GIVEN DATA:
------------------------------
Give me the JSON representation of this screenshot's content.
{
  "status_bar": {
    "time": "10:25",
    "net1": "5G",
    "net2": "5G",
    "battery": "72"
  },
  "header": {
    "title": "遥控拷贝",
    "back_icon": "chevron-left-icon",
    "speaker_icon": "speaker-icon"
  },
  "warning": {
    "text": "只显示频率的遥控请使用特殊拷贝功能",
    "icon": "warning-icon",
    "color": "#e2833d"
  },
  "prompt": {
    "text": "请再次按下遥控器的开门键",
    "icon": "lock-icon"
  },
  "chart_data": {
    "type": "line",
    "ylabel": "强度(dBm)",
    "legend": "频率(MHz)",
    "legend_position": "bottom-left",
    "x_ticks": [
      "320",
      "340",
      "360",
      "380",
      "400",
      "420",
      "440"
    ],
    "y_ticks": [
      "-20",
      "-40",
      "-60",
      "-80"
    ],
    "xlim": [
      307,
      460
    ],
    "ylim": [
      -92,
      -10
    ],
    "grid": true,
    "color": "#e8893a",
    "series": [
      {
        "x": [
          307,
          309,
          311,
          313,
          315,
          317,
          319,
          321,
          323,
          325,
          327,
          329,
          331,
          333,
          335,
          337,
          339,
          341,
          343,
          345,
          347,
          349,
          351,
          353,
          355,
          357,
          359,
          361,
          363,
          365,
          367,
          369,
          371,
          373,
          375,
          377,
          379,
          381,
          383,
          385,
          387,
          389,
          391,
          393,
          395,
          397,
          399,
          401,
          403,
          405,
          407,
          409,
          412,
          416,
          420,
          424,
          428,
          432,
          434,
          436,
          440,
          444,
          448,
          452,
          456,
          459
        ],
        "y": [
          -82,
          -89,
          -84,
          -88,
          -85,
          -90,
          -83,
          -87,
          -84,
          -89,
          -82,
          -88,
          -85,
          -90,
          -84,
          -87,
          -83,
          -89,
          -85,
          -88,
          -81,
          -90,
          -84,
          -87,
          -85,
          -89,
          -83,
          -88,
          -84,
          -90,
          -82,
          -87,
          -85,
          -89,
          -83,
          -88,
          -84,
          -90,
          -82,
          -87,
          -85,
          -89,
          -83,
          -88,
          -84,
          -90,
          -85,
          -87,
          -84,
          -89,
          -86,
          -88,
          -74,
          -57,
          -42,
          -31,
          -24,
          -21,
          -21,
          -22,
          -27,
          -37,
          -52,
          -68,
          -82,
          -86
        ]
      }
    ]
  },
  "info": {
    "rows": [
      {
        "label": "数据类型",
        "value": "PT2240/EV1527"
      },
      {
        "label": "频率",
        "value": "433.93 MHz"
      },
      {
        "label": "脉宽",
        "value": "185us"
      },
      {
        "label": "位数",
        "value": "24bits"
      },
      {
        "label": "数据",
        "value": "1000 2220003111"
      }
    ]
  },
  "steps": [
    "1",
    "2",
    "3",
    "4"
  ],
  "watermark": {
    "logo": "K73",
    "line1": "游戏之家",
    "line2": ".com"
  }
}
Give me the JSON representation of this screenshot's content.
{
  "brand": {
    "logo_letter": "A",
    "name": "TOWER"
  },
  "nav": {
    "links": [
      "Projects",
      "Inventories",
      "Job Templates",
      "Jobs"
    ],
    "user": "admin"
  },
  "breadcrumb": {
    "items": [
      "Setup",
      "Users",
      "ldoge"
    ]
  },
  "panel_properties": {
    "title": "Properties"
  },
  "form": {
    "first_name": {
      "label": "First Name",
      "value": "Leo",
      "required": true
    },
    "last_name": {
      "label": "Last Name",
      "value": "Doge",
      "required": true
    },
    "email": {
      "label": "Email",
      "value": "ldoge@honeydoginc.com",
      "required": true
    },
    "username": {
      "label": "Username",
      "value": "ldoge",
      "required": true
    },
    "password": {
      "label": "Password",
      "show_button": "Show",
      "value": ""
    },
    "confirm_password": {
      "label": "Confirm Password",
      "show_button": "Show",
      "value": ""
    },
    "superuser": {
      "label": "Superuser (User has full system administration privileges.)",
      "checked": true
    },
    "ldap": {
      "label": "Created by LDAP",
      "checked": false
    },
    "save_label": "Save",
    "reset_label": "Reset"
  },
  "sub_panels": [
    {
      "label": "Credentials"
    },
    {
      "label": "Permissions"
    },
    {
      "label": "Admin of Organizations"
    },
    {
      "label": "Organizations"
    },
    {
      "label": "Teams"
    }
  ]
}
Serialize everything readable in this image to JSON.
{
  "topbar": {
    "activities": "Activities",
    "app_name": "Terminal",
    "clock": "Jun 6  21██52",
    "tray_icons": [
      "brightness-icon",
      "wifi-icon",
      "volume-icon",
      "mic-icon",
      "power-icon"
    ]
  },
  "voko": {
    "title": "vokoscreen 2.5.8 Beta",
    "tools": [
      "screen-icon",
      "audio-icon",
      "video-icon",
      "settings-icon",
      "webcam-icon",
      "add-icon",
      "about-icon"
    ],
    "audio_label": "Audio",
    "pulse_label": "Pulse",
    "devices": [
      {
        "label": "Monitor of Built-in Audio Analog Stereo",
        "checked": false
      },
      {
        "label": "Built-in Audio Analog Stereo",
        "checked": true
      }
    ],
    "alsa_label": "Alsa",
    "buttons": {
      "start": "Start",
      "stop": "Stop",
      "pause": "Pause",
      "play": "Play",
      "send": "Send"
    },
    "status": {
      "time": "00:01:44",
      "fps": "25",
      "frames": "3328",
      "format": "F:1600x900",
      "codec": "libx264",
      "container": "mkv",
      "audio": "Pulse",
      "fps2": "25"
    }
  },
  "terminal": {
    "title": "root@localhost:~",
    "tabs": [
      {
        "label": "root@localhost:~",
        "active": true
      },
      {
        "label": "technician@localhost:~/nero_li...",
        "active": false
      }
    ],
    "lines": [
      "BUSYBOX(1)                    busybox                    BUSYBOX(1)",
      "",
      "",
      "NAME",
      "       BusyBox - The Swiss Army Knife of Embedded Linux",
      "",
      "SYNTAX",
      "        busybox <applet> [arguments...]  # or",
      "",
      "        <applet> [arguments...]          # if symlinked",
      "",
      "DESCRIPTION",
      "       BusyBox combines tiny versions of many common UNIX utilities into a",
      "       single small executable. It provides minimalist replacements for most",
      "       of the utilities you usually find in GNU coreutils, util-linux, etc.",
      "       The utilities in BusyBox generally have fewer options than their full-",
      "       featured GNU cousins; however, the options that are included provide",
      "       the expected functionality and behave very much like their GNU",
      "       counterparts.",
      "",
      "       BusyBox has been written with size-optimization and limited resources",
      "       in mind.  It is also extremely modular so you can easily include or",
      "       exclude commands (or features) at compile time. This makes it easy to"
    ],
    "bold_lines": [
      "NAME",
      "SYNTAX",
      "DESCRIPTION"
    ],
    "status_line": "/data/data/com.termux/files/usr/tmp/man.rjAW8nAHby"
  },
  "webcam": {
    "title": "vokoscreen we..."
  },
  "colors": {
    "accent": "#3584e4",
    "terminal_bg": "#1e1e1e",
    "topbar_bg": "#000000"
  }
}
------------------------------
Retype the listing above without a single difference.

Give me the JSON representation of this screenshot's content.
{
  "status_bar": {
    "time": "10:25",
    "net1": "5G",
    "net2": "5G",
    "battery": "72"
  },
  "header": {
    "title": "遥控拷贝",
    "back_icon": "chevron-left-icon",
    "speaker_icon": "speaker-icon"
  },
  "warning": {
    "text": "只显示频率的遥控请使用特殊拷贝功能",
    "icon": "warning-icon",
    "color": "#e2833d"
  },
  "prompt": {
    "text": "请再次按下遥控器的开门键",
    "icon": "lock-icon"
  },
  "chart_data": {
    "type": "line",
    "ylabel": "强度(dBm)",
    "legend": "频率(MHz)",
    "legend_position": "bottom-left",
    "x_ticks": [
      "320",
      "340",
      "360",
      "380",
      "400",
      "420",
      "440"
    ],
    "y_ticks": [
      "-20",
      "-40",
      "-60",
      "-80"
    ],
    "xlim": [
      307,
      460
    ],
    "ylim": [
      -92,
      -10
    ],
    "grid": true,
    "color": "#e8893a",
    "series": [
      {
        "x": [
          307,
          309,
          311,
          313,
          315,
          317,
          319,
          321,
          323,
          325,
          327,
          329,
          331,
          333,
          335,
          337,
          339,
          341,
          343,
          345,
          347,
          349,
          351,
          353,
          355,
          357,
          359,
          361,
          363,
          365,
          367,
          369,
          371,
          373,
          375,
          377,
          379,
          381,
          383,
          385,
          387,
          389,
          391,
          393,
          395,
          397,
          399,
          401,
          403,
          405,
          407,
          409,
          412,
          416,
          420,
          424,
          428,
          432,
          434,
          436,
          440,
          444,
          448,
          452,
          456,
          459
        ],
        "y": [
          -82,
          -89,
          -84,
          -88,
          -85,
          -90,
          -83,
          -87,
          -84,
          -89,
          -82,
          -88,
          -85,
          -90,
          -84,
          -87,
          -83,
          -89,
          -85,
          -88,
          -81,
          -90,
          -84,
          -87,
          -85,
          -89,
          -83,
          -88,
          -84,
          -90,
          -82,
          -87,
          -85,
          -89,
          -83,
          -88,
          -84,
          -90,
          -82,
          -87,
          -85,
          -89,
          -83,
          -88,
          -84,
          -90,
          -85,
          -87,
          -84,
          -89,
          -86,
          -88,
          -74,
          -57,
          -42,
          -31,
          -24,
          -21,
          -21,
          -22,
          -27,
          -37,
          -52,
          -68,
          -82,
          -86
        ]
      }
    ]
  },
  "info": {
    "rows": [
      {
        "label": "数据类型",
        "value": "PT2240/EV1527"
      },
      {
        "label": "频率",
        "value": "433.93 MHz"
      },
      {
        "label": "脉宽",
        "value": "185us"
      },
      {
        "label": "位数",
        "value": "24bits"
      },
      {
        "label": "数据",
        "value": "1000 2220003111"
      }
    ]
  },
  "steps": [
    "1",
    "2",
    "3",
    "4"
  ],
  "watermark": {
    "logo": "K73",
    "line1": "游戏之家",
    "line2": ".com"
  }
}
Give me the JSON representation of this screenshot's content.
{
  "brand": {
    "logo_letter": "A",
    "name": "TOWER"
  },
  "nav": {
    "links": [
      "Projects",
      "Inventories",
      "Job Templates",
      "Jobs"
    ],
    "user": "admin"
  },
  "breadcrumb": {
    "items": [
      "Setup",
      "Users",
      "ldoge"
    ]
  },
  "panel_properties": {
    "title": "Properties"
  },
  "form": {
    "first_name": {
      "label": "First Name",
      "value": "Leo",
      "required": true
    },
    "last_name": {
      "label": "Last Name",
      "value": "Doge",
      "required": true
    },
    "email": {
      "label": "Email",
      "value": "ldoge@honeydoginc.com",
      "required": true
    },
    "username": {
      "label": "Username",
      "value": "ldoge",
      "required": true
    },
    "password": {
      "label": "Password",
      "show_button": "Show",
      "value": ""
    },
    "confirm_password": {
      "label": "Confirm Password",
      "show_button": "Show",
      "value": ""
    },
    "superuser": {
      "label": "Superuser (User has full system administration privileges.)",
      "checked": true
    },
    "ldap": {
      "label": "Created by LDAP",
      "checked": false
    },
    "save_label": "Save",
    "reset_label": "Reset"
  },
  "sub_panels": [
    {
      "label": "Credentials"
    },
    {
      "label": "Permissions"
    },
    {
      "label": "Admin of Organizations"
    },
    {
      "label": "Organizations"
    },
    {
      "label": "Teams"
    }
  ]
}
Serialize everything readable in this image to JSON.
{
  "topbar": {
    "activities": "Activities",
    "app_name": "Terminal",
    "clock": "Jun 6  21██52",
    "tray_icons": [
      "brightness-icon",
      "wifi-icon",
      "volume-icon",
      "mic-icon",
      "power-icon"
    ]
  },
  "voko": {
    "title": "vokoscreen 2.5.8 Beta",
    "tools": [
      "screen-icon",
      "audio-icon",
      "video-icon",
      "settings-icon",
      "webcam-icon",
      "add-icon",
      "about-icon"
    ],
    "audio_label": "Audio",
    "pulse_label": "Pulse",
    "devices": [
      {
        "label": "Monitor of Built-in Audio Analog Stereo",
        "checked": false
      },
      {
        "label": "Built-in Audio Analog Stereo",
        "checked": true
      }
    ],
    "alsa_label": "Alsa",
    "buttons": {
      "start": "Start",
      "stop": "Stop",
      "pause": "Pause",
      "play": "Play",
      "send": "Send"
    },
    "status": {
      "time": "00:01:44",
      "fps": "25",
      "frames": "3328",
      "format": "F:1600x900",
      "codec": "libx264",
      "container": "mkv",
      "audio": "Pulse",
      "fps2": "25"
    }
  },
  "terminal": {
    "title": "root@localhost:~",
    "tabs": [
      {
        "label": "root@localhost:~",
        "active": true
      },
      {
        "label": "technician@localhost:~/nero_li...",
        "active": false
      }
    ],
    "lines": [
      "BUSYBOX(1)                    busybox                    BUSYBOX(1)",
      "",
      "",
      "NAME",
      "       BusyBox - The Swiss Army Knife of Embedded Linux",
      "",
      "SYNTAX",
      "        busybox <applet> [arguments...]  # or",
      "",
      "        <applet> [arguments...]          # if symlinked",
      "",
      "DESCRIPTION",
      "       BusyBox combines tiny versions of many common UNIX utilities into a",
      "       single small executable. It provides minimalist replacements for most",
      "       of the utilities you usually find in GNU coreutils, util-linux, etc.",
      "       The utilities in BusyBox generally have fewer options than their full-",
      "       featured GNU cousins; however, the options that are included provide",
      "       the expected functionality and behave very much like their GNU",
      "       counterparts.",
      "",
      "       BusyBox has been written with size-optimization and limited resources",
      "       in mind.  It is also extremely modular so you can easily include or",
      "       exclude commands (or features) at compile time. This makes it easy to"
    ],
    "bold_lines": [
      "NAME",
      "SYNTAX",
      "DESCRIPTION"
    ],
    "status_line": "/data/data/com.termux/files/usr/tmp/man.rjAW8nAHby"
  },
  "webcam": {
    "title": "vokoscreen we..."
  },
  "colors": {
    "accent": "#3584e4",
    "terminal_bg": "#1e1e1e",
    "topbar_bg": "#000000"
  }
}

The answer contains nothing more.